Dataset rows for apps and sites
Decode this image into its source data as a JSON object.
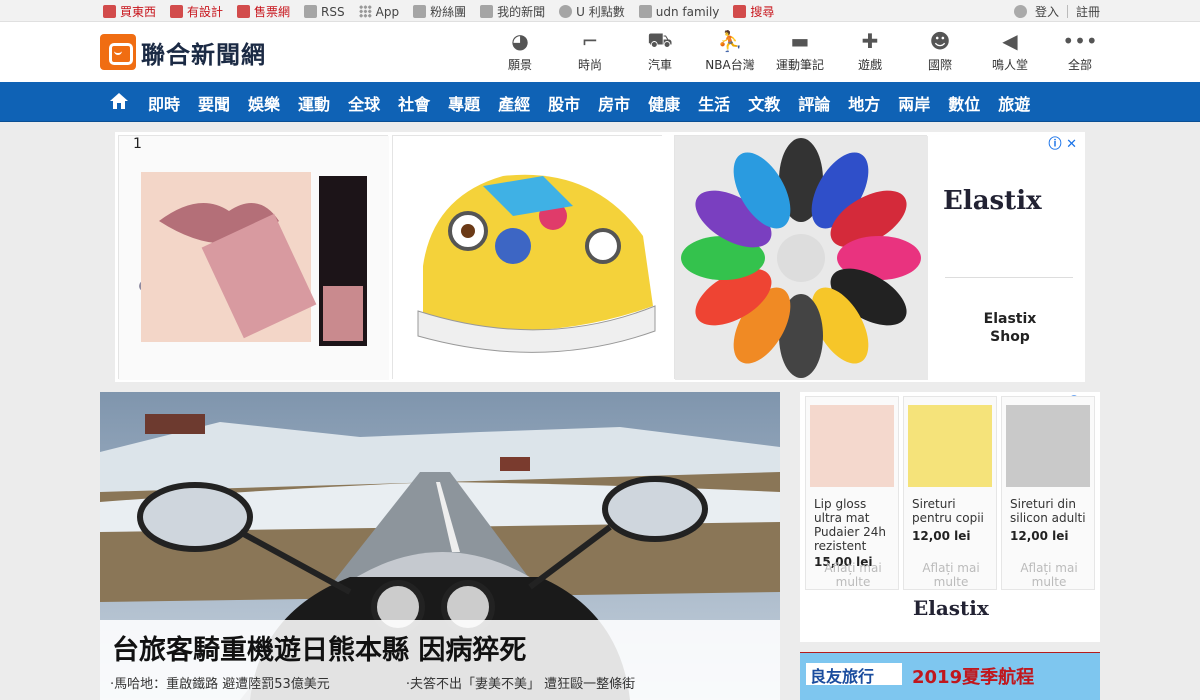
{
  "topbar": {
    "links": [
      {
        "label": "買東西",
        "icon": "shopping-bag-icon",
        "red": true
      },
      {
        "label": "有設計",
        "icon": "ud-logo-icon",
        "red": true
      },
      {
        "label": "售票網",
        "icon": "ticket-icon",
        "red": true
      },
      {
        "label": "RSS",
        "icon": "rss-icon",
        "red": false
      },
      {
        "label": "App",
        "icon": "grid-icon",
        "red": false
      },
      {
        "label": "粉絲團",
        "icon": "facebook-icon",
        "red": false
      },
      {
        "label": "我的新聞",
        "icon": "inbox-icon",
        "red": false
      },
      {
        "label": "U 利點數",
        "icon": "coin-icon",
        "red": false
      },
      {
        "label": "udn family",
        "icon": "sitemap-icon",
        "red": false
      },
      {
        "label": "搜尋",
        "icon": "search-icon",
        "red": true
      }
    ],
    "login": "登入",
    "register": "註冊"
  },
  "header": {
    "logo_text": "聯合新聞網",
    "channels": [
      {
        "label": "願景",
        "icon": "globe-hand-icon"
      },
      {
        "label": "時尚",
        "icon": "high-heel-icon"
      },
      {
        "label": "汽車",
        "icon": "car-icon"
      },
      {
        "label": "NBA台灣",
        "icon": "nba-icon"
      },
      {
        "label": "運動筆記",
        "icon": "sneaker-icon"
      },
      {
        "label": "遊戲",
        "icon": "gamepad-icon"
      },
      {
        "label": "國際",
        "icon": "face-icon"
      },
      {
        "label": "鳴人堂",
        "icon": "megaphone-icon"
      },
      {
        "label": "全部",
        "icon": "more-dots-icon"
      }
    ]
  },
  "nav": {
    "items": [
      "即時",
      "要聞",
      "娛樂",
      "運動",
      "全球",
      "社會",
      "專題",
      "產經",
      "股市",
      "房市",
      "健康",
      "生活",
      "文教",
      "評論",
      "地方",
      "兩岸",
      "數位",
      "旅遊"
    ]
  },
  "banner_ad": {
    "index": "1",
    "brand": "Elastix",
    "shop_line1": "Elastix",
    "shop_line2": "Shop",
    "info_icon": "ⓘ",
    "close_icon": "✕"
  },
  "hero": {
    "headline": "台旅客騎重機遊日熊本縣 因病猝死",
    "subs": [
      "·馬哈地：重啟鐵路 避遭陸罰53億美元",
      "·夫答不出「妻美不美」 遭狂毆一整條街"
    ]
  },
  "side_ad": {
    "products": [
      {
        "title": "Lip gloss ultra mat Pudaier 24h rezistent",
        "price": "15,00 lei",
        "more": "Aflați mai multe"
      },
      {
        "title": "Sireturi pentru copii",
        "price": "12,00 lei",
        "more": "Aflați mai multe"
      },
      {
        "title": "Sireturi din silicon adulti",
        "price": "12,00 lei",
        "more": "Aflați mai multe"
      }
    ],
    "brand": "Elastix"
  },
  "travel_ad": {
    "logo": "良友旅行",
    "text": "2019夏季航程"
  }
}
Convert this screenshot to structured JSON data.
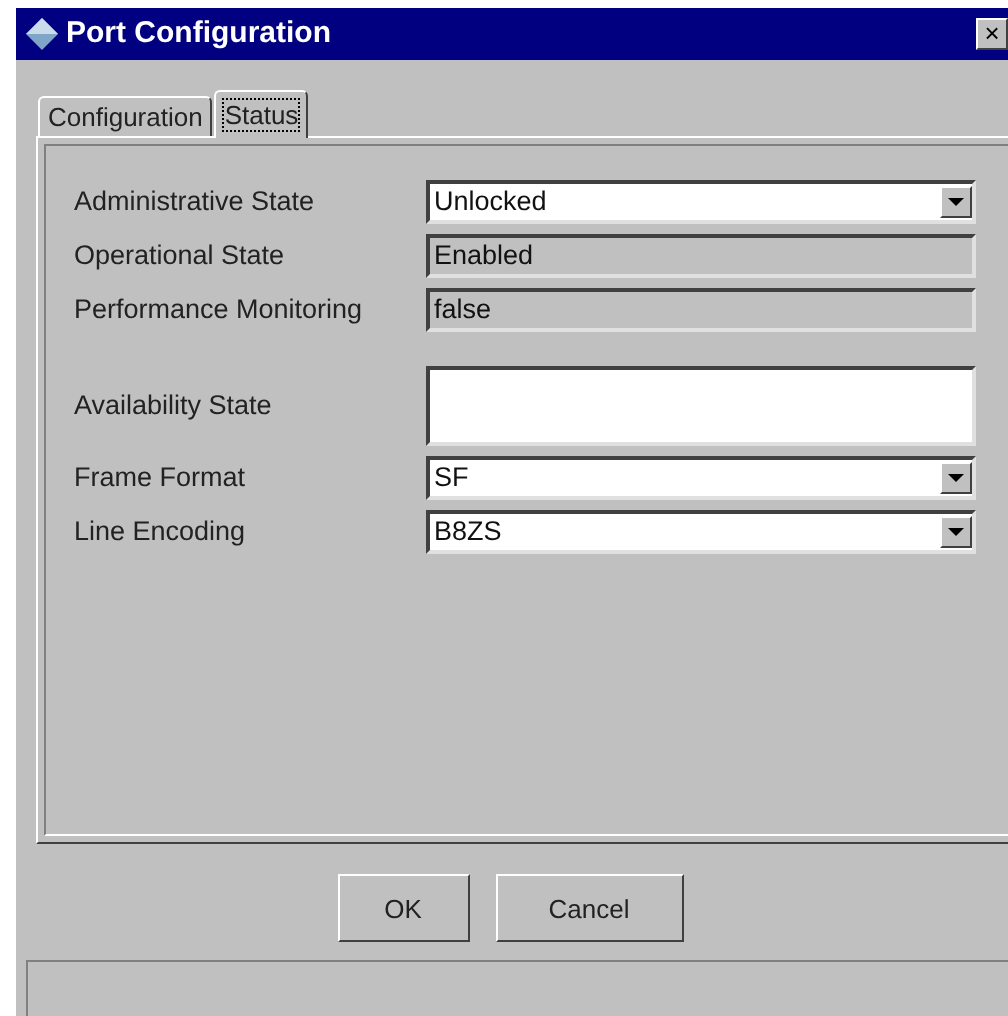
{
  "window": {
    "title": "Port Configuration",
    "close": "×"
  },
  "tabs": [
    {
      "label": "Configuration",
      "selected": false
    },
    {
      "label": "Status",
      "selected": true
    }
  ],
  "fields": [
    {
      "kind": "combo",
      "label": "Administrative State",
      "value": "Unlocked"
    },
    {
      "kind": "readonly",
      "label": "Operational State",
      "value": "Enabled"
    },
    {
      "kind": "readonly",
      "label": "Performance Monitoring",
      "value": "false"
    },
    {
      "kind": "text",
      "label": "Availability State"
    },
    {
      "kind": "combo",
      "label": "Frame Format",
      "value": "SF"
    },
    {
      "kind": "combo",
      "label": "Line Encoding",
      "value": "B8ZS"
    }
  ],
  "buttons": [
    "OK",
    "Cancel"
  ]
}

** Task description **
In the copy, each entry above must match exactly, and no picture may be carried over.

** Solution to this problem **
Decode this image into its source data as a JSON object.
{
  "topbar": {
    "links": [
      {
        "label": "買東西",
        "icon": "shopping-bag-icon",
        "red": true
      },
      {
        "label": "有設計",
        "icon": "ud-logo-icon",
        "red": true
      },
      {
        "label": "售票網",
        "icon": "ticket-icon",
        "red": true
      },
      {
        "label": "RSS",
        "icon": "rss-icon",
        "red": false
      },
      {
        "label": "App",
        "icon": "grid-icon",
        "red": false
      },
      {
        "label": "粉絲團",
        "icon": "facebook-icon",
        "red": false
      },
      {
        "label": "我的新聞",
        "icon": "inbox-icon",
        "red": false
      },
      {
        "label": "U 利點數",
        "icon": "coin-icon",
        "red": false
      },
      {
        "label": "udn family",
        "icon": "sitemap-icon",
        "red": false
      },
      {
        "label": "搜尋",
        "icon": "search-icon",
        "red": true
      }
    ],
    "login": "登入",
    "register": "註冊"
  },
  "header": {
    "logo_text": "聯合新聞網",
    "channels": [
      {
        "label": "願景",
        "icon": "globe-hand-icon"
      },
      {
        "label": "時尚",
        "icon": "high-heel-icon"
      },
      {
        "label": "汽車",
        "icon": "car-icon"
      },
      {
        "label": "NBA台灣",
        "icon": "nba-icon"
      },
      {
        "label": "運動筆記",
        "icon": "sneaker-icon"
      },
      {
        "label": "遊戲",
        "icon": "gamepad-icon"
      },
      {
        "label": "國際",
        "icon": "face-icon"
      },
      {
        "label": "鳴人堂",
        "icon": "megaphone-icon"
      },
      {
        "label": "全部",
        "icon": "more-dots-icon"
      }
    ]
  },
  "nav": {
    "items": [
      "即時",
      "要聞",
      "娛樂",
      "運動",
      "全球",
      "社會",
      "專題",
      "產經",
      "股市",
      "房市",
      "健康",
      "生活",
      "文教",
      "評論",
      "地方",
      "兩岸",
      "數位",
      "旅遊"
    ]
  },
  "banner_ad": {
    "index": "1",
    "brand": "Elastix",
    "shop_line1": "Elastix",
    "shop_line2": "Shop",
    "info_icon": "ⓘ",
    "close_icon": "✕"
  },
  "hero": {
    "headline": "台旅客騎重機遊日熊本縣 因病猝死",
    "subs": [
      "·馬哈地：重啟鐵路 避遭陸罰53億美元",
      "·夫答不出「妻美不美」 遭狂毆一整條街"
    ]
  },
  "side_ad": {
    "products": [
      {
        "title": "Lip gloss ultra mat Pudaier 24h rezistent",
        "price": "15,00 lei",
        "more": "Aflați mai multe"
      },
      {
        "title": "Sireturi pentru copii",
        "price": "12,00 lei",
        "more": "Aflați mai multe"
      },
      {
        "title": "Sireturi din silicon adulti",
        "price": "12,00 lei",
        "more": "Aflați mai multe"
      }
    ],
    "brand": "Elastix"
  },
  "travel_ad": {
    "logo": "良友旅行",
    "text": "2019夏季航程"
  }
}
Convert this screenshot to structured JSON data.
{
  "window": {
    "title": "Port Configuration",
    "close": "×"
  },
  "tabs": [
    {
      "label": "Configuration",
      "selected": false
    },
    {
      "label": "Status",
      "selected": true
    }
  ],
  "fields": [
    {
      "kind": "combo",
      "label": "Administrative State",
      "value": "Unlocked"
    },
    {
      "kind": "readonly",
      "label": "Operational State",
      "value": "Enabled"
    },
    {
      "kind": "readonly",
      "label": "Performance Monitoring",
      "value": "false"
    },
    {
      "kind": "text",
      "label": "Availability State"
    },
    {
      "kind": "combo",
      "label": "Frame Format",
      "value": "SF"
    },
    {
      "kind": "combo",
      "label": "Line Encoding",
      "value": "B8ZS"
    }
  ],
  "buttons": [
    "OK",
    "Cancel"
  ]
}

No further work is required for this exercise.